In the middle of the 19th century, landscape and architectural photography played the role of an indispensable souvenir (from French, for a remembrance or memory), in the form of single prints or artfully illustrated volumes, dwelling on the romantic tradition of the Italian veduta. Any traveller would strive to obtain a souvenir edition or choose a photograph from the catalogue as a memento. The images would then be kept in personal ‘travel albums’ or graced the walls of living rooms, as if inviting on an imaginary voyage.

The ‘Grand Tour. Russian Version’ exhibition is devoted to precisely this type of photography, including series of architectural photographs, landscapes, as well as studies of national types. The term Grand Tour has been used to designate obligatory educational trips to European capitals since the Renaissance period. Such trips became particularly widespread in the mid-19th century, with Italy being among the top destinations.
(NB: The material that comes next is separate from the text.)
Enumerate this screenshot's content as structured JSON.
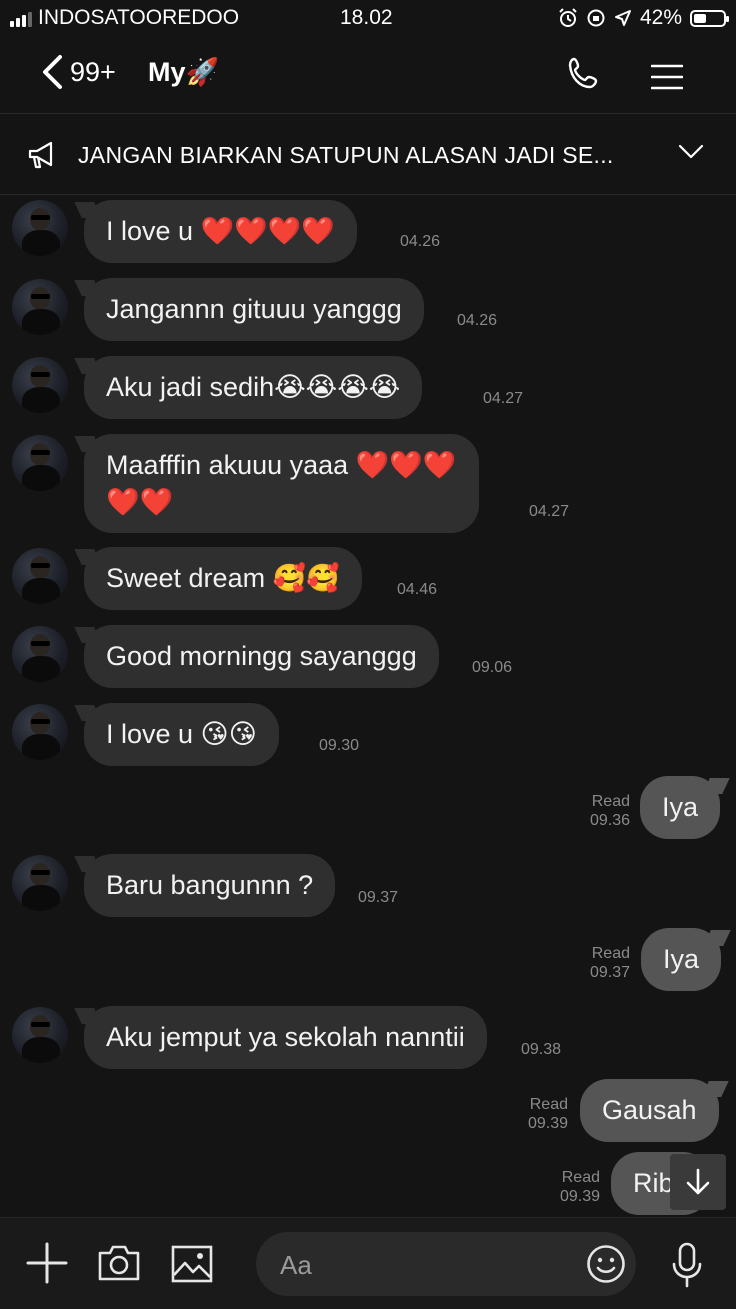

All photographs in the exhibition were sourced from the luggage of Russian travellers, brought back after their Grand Tour of Italy in the second half of the 19th century. Capable to act both as a travelogue and a rich source for the study of ever-changing urban landscapes, the photographs on display are accompanied by pieces of memoirs, travel diaries, and letters of such  prominent figures as N. Gogol, K. Batyushkov, I. Vsevolzhsky, S. Botkin, M. Pogodin, K. Paulovich, I. Kramskoy, and others.